The region has something to offer all year round. Each atoll offers its own seasonal particularity which is worth making the trip for. For example, Baa Atoll (which is classified as a UNESCO biosphere reserve) offers a unique opportunity to swim with tens, if not hundreds, of Manta Rays in the Hanifaru Lagoon. To be certain to not miss this extraordinary opportunity, you should plan to visit during August which is right in the middle of the rainy season.
If you want to come face to face with a Whale Shark then the southern part of the geographic atoll of Ari (Alifu Dhaalu Atoll) is the best place. Here during the dry season, navigation conditions significantly raise the chances of beating your flippers alongside the world’s largest fish. Such is the popularity of this shark, once one is sighted, it is common that it will be joined by 100 to 200 people swimming frantically in pursuit.
Safety is always paramount and the hospitals in the capital are easily reached by the many hydroplanes and boats in the region. These transfers are however costly but operational decompression chambers can be found in the Lhaviyani, Kaafu and Alifu Alifu Atolls.
The rainy season (southwest monsoon) runs from June to November. The dry season (northeast monsoon) is December through to April.
The large majority of liveaboards do not operate during the rainy season.
As explained in the introduction to this region, some atolls offer the possibility to encounter certain marine life according to the season. The most important thing is to choose your holiday location based on these seasonal variations.
The vast majority of hotels and resorts are serviced by hydroplanes and speedboats. Although these are costly, the transfers are quick and generally very well organised.
The central region of the Maldives is the most developed in terms of tourism; so much so that in some atolls there are more hotels than inhabitants. The majority of liveaboards remain in this area of the archipelago. Over the last few years many guesthouses have sprung up but the price and quality of this type of accommodation varies greatly.

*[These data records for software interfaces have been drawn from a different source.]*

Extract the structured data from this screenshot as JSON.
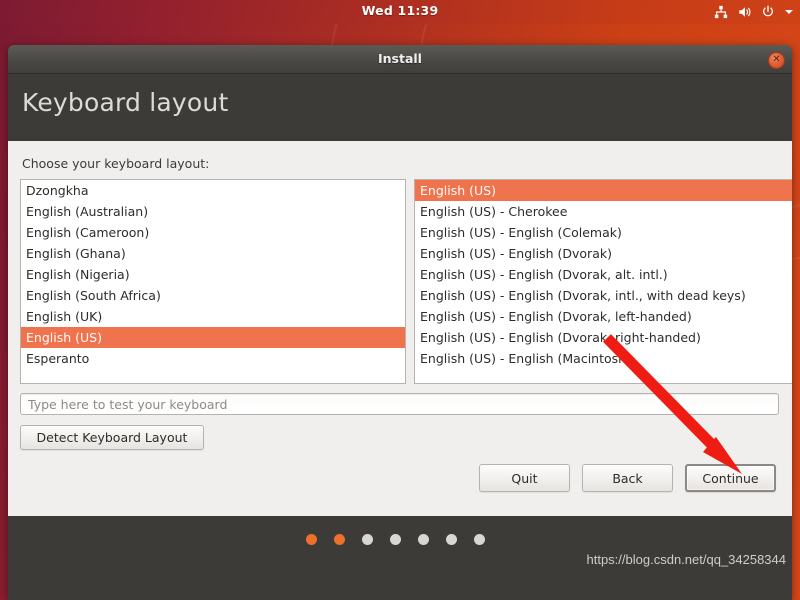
{
  "desktop": {
    "top_panel": {
      "clock": "Wed 11:39",
      "tray_icons": [
        "network-icon",
        "volume-icon",
        "power-icon",
        "chevron-down-icon"
      ]
    }
  },
  "window": {
    "titlebar": {
      "title": "Install",
      "close_label": "✕"
    },
    "page_title": "Keyboard layout",
    "choose_label": "Choose your keyboard layout:",
    "layout_list": {
      "selected_index": 7,
      "items": [
        "Dzongkha",
        "English (Australian)",
        "English (Cameroon)",
        "English (Ghana)",
        "English (Nigeria)",
        "English (South Africa)",
        "English (UK)",
        "English (US)",
        "Esperanto"
      ]
    },
    "variant_list": {
      "selected_index": 0,
      "items": [
        "English (US)",
        "English (US) - Cherokee",
        "English (US) - English (Colemak)",
        "English (US) - English (Dvorak)",
        "English (US) - English (Dvorak, alt. intl.)",
        "English (US) - English (Dvorak, intl., with dead keys)",
        "English (US) - English (Dvorak, left-handed)",
        "English (US) - English (Dvorak, right-handed)",
        "English (US) - English (Macintosh)"
      ]
    },
    "test_field": {
      "placeholder": "Type here to test your keyboard",
      "value": ""
    },
    "detect_button": "Detect Keyboard Layout",
    "actions": {
      "quit": "Quit",
      "back": "Back",
      "continue": "Continue"
    },
    "footer": {
      "dots_total": 7,
      "dots_active": 2,
      "watermark": "https://blog.csdn.net/qq_34258344"
    }
  },
  "annotation": {
    "arrow_color": "#ee1c12",
    "points_to": "continue-button"
  },
  "colors": {
    "accent_orange": "#ef734d",
    "dot_active": "#ef6f2c",
    "header_dark": "#3c3b37",
    "content_bg": "#f1efed"
  }
}
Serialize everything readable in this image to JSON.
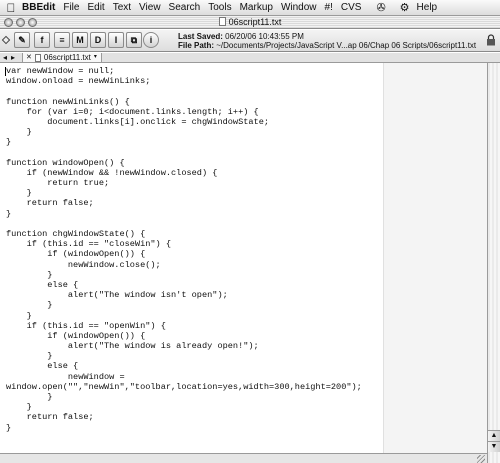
{
  "menubar": {
    "items": [
      "BBEdit",
      "File",
      "Edit",
      "Text",
      "View",
      "Search",
      "Tools",
      "Markup",
      "Window",
      "#!",
      "CVS"
    ],
    "help_label": "Help"
  },
  "window": {
    "title": "06script11.txt"
  },
  "toolbar": {
    "buttons": [
      "f",
      "M",
      "D",
      "I",
      "i"
    ],
    "last_saved_label": "Last Saved:",
    "last_saved_value": "06/20/06 10:43:55 PM",
    "file_path_label": "File Path:",
    "file_path_value": "~/Documents/Projects/JavaScript V...ap 06/Chap 06 Scripts/06script11.txt"
  },
  "tabs": [
    {
      "label": "06script11.txt"
    }
  ],
  "editor": {
    "lines": [
      "var newWindow = null;",
      "window.onload = newWinLinks;",
      "",
      "function newWinLinks() {",
      "    for (var i=0; i<document.links.length; i++) {",
      "        document.links[i].onclick = chgWindowState;",
      "    }",
      "}",
      "",
      "function windowOpen() {",
      "    if (newWindow && !newWindow.closed) {",
      "        return true;",
      "    }",
      "    return false;",
      "}",
      "",
      "function chgWindowState() {",
      "    if (this.id == \"closeWin\") {",
      "        if (windowOpen()) {",
      "            newWindow.close();",
      "        }",
      "        else {",
      "            alert(\"The window isn't open\");",
      "        }",
      "    }",
      "    if (this.id == \"openWin\") {",
      "        if (windowOpen()) {",
      "            alert(\"The window is already open!\");",
      "        }",
      "        else {",
      "            newWindow =",
      "window.open(\"\",\"newWin\",\"toolbar,location=yes,width=300,height=200\");",
      "        }",
      "    }",
      "    return false;",
      "}"
    ]
  }
}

Although it is fair to say that it is difficult to find reasonably priced accommodation in this region, the Maldives does offer almost every standard of hotel available from basic island living to luxury hotels offering underwater restaurants, and of course private yachts etc.
The central region is home to some of the most amazing dive sites in the Maldives archipelago. Although the choice of site is varied, the most popular sites are often overcrowded and the sheer number of divers can lead to damage which nature can hardly find the time to repair.
In this region there are many sites which are accessible to all levels of diver, although some pinnacles and channels are reserved strictly for the experienced diver who is familiar with diving in currents.
This region offers something for everybody, from the tiny Halimeda Ghost Pipefish to Manta Rays and of course Whale Sharks. The variety of species alone makes this region one of the richest dive areas you will experience; although to discover the rarest of these species such as the Giant Oceanic Manta Ray (Manta birostris) or even the rare Nudibranch (which is generally found in other parts of the world) you need to explore the northern and southern extremities of the area. You can see the variety of species on offer in the Maldives underwater photo gallery.
Although some sites are an exception to the rule, the central region is the victim of its own success. The density of divers is high and especially in the most popular sites which are frequented by liveaboards.
The dive centers based on the Maldives Islands generally have the best understanding of the sites close to their location. As always the liveaboards offer a unique freedom to visit the atolls and can adapt to the most suitable dive times. Guest houses offer a range of experiences.
As is the case all over the archipelago, hotels and resorts in the Central region offer numerous activities such as sailing, fishing, visits to the Capital etc.